*WHAT YOU HAVE TO DO*
Copy each line of the listing where the word "time" can be found.

Segment Start: TASK INPUTS

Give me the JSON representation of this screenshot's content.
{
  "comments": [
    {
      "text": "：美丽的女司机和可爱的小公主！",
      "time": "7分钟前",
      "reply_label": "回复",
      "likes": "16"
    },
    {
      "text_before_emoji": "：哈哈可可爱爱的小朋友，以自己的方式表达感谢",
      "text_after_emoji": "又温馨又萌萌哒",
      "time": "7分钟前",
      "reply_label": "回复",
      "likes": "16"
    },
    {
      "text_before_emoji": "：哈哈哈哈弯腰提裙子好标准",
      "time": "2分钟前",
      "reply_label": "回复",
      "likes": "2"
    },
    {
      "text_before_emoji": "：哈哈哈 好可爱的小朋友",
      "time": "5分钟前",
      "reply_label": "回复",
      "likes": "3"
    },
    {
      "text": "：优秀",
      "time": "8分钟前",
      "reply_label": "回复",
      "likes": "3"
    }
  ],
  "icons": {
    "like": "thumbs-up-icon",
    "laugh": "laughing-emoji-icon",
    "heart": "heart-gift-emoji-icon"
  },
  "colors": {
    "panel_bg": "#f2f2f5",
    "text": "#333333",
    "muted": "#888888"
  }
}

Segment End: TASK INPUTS
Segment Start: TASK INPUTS

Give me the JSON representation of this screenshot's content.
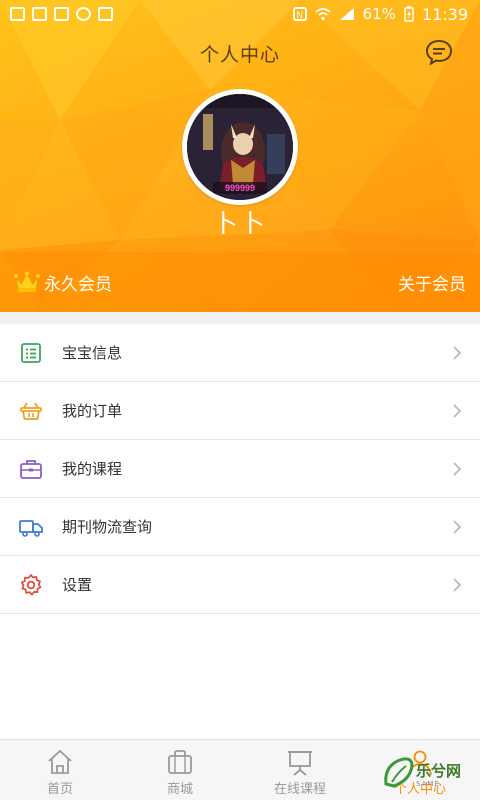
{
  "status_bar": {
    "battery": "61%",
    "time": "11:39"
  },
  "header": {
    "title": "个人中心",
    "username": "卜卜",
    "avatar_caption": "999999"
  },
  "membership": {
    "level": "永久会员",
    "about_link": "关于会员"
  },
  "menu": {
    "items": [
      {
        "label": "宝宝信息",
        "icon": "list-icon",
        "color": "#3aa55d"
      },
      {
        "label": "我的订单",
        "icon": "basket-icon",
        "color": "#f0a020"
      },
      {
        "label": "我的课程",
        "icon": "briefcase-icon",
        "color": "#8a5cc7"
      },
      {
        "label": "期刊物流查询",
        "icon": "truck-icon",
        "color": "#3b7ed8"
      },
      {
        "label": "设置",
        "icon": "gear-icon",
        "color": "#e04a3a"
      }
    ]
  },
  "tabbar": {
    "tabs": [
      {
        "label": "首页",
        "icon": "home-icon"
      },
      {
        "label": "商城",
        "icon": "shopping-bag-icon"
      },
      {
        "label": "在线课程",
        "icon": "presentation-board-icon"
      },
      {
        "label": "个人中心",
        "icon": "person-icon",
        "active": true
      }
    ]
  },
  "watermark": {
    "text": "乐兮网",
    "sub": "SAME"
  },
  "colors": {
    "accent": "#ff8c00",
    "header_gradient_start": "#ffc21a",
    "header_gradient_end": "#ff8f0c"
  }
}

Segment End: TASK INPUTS

*EXERCISE ANSWER*
      "time": "7分钟前",
      "time": "7分钟前",
      "time": "2分钟前",
      "time": "5分钟前",
      "time": "8分钟前",
    "time": "11:39"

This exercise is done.